The church is alive in China, Vietnam, and the Philippines. The Communist government turned Michael Moran’s church in Nanfeng into a kindergarten. Now it is a church again with its own priest. Vietnam has nearly 7,000,000 Catholics in a population of 90,000,000 but the seminaries are full. The Philippines has a population of 92 million and 74,000,000 of those are Catholic.

Now it is our turn to be lifted up. I hope we won’t be bombed or starved. We have other, milder ways to draw people to Christ.

One of my favourite memories of the old priests where I live, in the other Dalgan Park, is of Dermot and Peter. Dermot had been a power in the church but later Alzheimer’s set in. He couldn’t remember the way back to his room. As he left the refectory I saw Peter touch his elbow, turning him in the right direction.

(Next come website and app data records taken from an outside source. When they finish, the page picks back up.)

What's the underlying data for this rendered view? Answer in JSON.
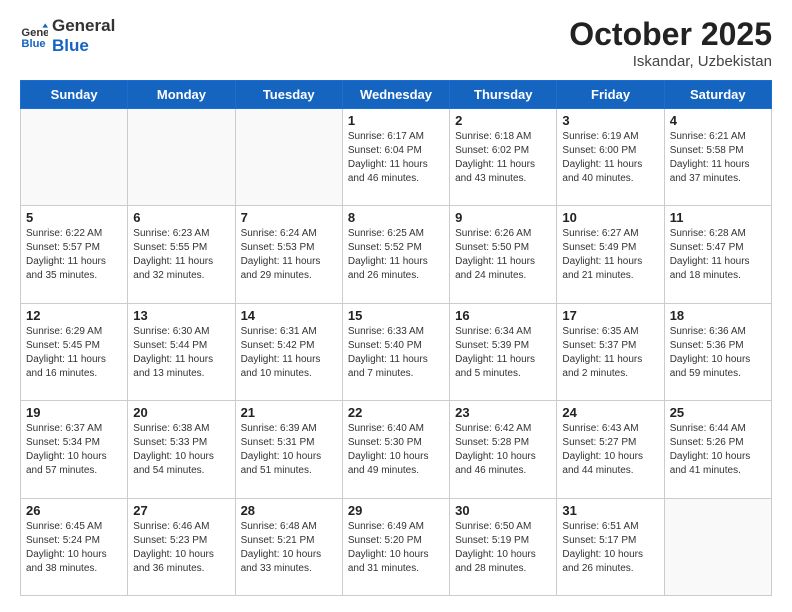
{
  "header": {
    "logo_general": "General",
    "logo_blue": "Blue",
    "title": "October 2025",
    "subtitle": "Iskandar, Uzbekistan"
  },
  "weekdays": [
    "Sunday",
    "Monday",
    "Tuesday",
    "Wednesday",
    "Thursday",
    "Friday",
    "Saturday"
  ],
  "weeks": [
    [
      {
        "day": "",
        "info": ""
      },
      {
        "day": "",
        "info": ""
      },
      {
        "day": "",
        "info": ""
      },
      {
        "day": "1",
        "info": "Sunrise: 6:17 AM\nSunset: 6:04 PM\nDaylight: 11 hours\nand 46 minutes."
      },
      {
        "day": "2",
        "info": "Sunrise: 6:18 AM\nSunset: 6:02 PM\nDaylight: 11 hours\nand 43 minutes."
      },
      {
        "day": "3",
        "info": "Sunrise: 6:19 AM\nSunset: 6:00 PM\nDaylight: 11 hours\nand 40 minutes."
      },
      {
        "day": "4",
        "info": "Sunrise: 6:21 AM\nSunset: 5:58 PM\nDaylight: 11 hours\nand 37 minutes."
      }
    ],
    [
      {
        "day": "5",
        "info": "Sunrise: 6:22 AM\nSunset: 5:57 PM\nDaylight: 11 hours\nand 35 minutes."
      },
      {
        "day": "6",
        "info": "Sunrise: 6:23 AM\nSunset: 5:55 PM\nDaylight: 11 hours\nand 32 minutes."
      },
      {
        "day": "7",
        "info": "Sunrise: 6:24 AM\nSunset: 5:53 PM\nDaylight: 11 hours\nand 29 minutes."
      },
      {
        "day": "8",
        "info": "Sunrise: 6:25 AM\nSunset: 5:52 PM\nDaylight: 11 hours\nand 26 minutes."
      },
      {
        "day": "9",
        "info": "Sunrise: 6:26 AM\nSunset: 5:50 PM\nDaylight: 11 hours\nand 24 minutes."
      },
      {
        "day": "10",
        "info": "Sunrise: 6:27 AM\nSunset: 5:49 PM\nDaylight: 11 hours\nand 21 minutes."
      },
      {
        "day": "11",
        "info": "Sunrise: 6:28 AM\nSunset: 5:47 PM\nDaylight: 11 hours\nand 18 minutes."
      }
    ],
    [
      {
        "day": "12",
        "info": "Sunrise: 6:29 AM\nSunset: 5:45 PM\nDaylight: 11 hours\nand 16 minutes."
      },
      {
        "day": "13",
        "info": "Sunrise: 6:30 AM\nSunset: 5:44 PM\nDaylight: 11 hours\nand 13 minutes."
      },
      {
        "day": "14",
        "info": "Sunrise: 6:31 AM\nSunset: 5:42 PM\nDaylight: 11 hours\nand 10 minutes."
      },
      {
        "day": "15",
        "info": "Sunrise: 6:33 AM\nSunset: 5:40 PM\nDaylight: 11 hours\nand 7 minutes."
      },
      {
        "day": "16",
        "info": "Sunrise: 6:34 AM\nSunset: 5:39 PM\nDaylight: 11 hours\nand 5 minutes."
      },
      {
        "day": "17",
        "info": "Sunrise: 6:35 AM\nSunset: 5:37 PM\nDaylight: 11 hours\nand 2 minutes."
      },
      {
        "day": "18",
        "info": "Sunrise: 6:36 AM\nSunset: 5:36 PM\nDaylight: 10 hours\nand 59 minutes."
      }
    ],
    [
      {
        "day": "19",
        "info": "Sunrise: 6:37 AM\nSunset: 5:34 PM\nDaylight: 10 hours\nand 57 minutes."
      },
      {
        "day": "20",
        "info": "Sunrise: 6:38 AM\nSunset: 5:33 PM\nDaylight: 10 hours\nand 54 minutes."
      },
      {
        "day": "21",
        "info": "Sunrise: 6:39 AM\nSunset: 5:31 PM\nDaylight: 10 hours\nand 51 minutes."
      },
      {
        "day": "22",
        "info": "Sunrise: 6:40 AM\nSunset: 5:30 PM\nDaylight: 10 hours\nand 49 minutes."
      },
      {
        "day": "23",
        "info": "Sunrise: 6:42 AM\nSunset: 5:28 PM\nDaylight: 10 hours\nand 46 minutes."
      },
      {
        "day": "24",
        "info": "Sunrise: 6:43 AM\nSunset: 5:27 PM\nDaylight: 10 hours\nand 44 minutes."
      },
      {
        "day": "25",
        "info": "Sunrise: 6:44 AM\nSunset: 5:26 PM\nDaylight: 10 hours\nand 41 minutes."
      }
    ],
    [
      {
        "day": "26",
        "info": "Sunrise: 6:45 AM\nSunset: 5:24 PM\nDaylight: 10 hours\nand 38 minutes."
      },
      {
        "day": "27",
        "info": "Sunrise: 6:46 AM\nSunset: 5:23 PM\nDaylight: 10 hours\nand 36 minutes."
      },
      {
        "day": "28",
        "info": "Sunrise: 6:48 AM\nSunset: 5:21 PM\nDaylight: 10 hours\nand 33 minutes."
      },
      {
        "day": "29",
        "info": "Sunrise: 6:49 AM\nSunset: 5:20 PM\nDaylight: 10 hours\nand 31 minutes."
      },
      {
        "day": "30",
        "info": "Sunrise: 6:50 AM\nSunset: 5:19 PM\nDaylight: 10 hours\nand 28 minutes."
      },
      {
        "day": "31",
        "info": "Sunrise: 6:51 AM\nSunset: 5:17 PM\nDaylight: 10 hours\nand 26 minutes."
      },
      {
        "day": "",
        "info": ""
      }
    ]
  ]
}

There are many Dermots in our world. Some are old, others only teenagers, others migrants, some even still in the womb.

The attractive image of my uncle drew me to the priesthood. But even before him my parents gave me an image of Christ by the way they lived. I still remember the day my mother was rushed to hospital. It’s a special memory for it was the first time that I realized how much she meant to my father.

We are celebrating four missionaries from this parish. Christ looks at all the missionaries in this parish, all the mammies and daddies and teachers. And I think he likes what he sees.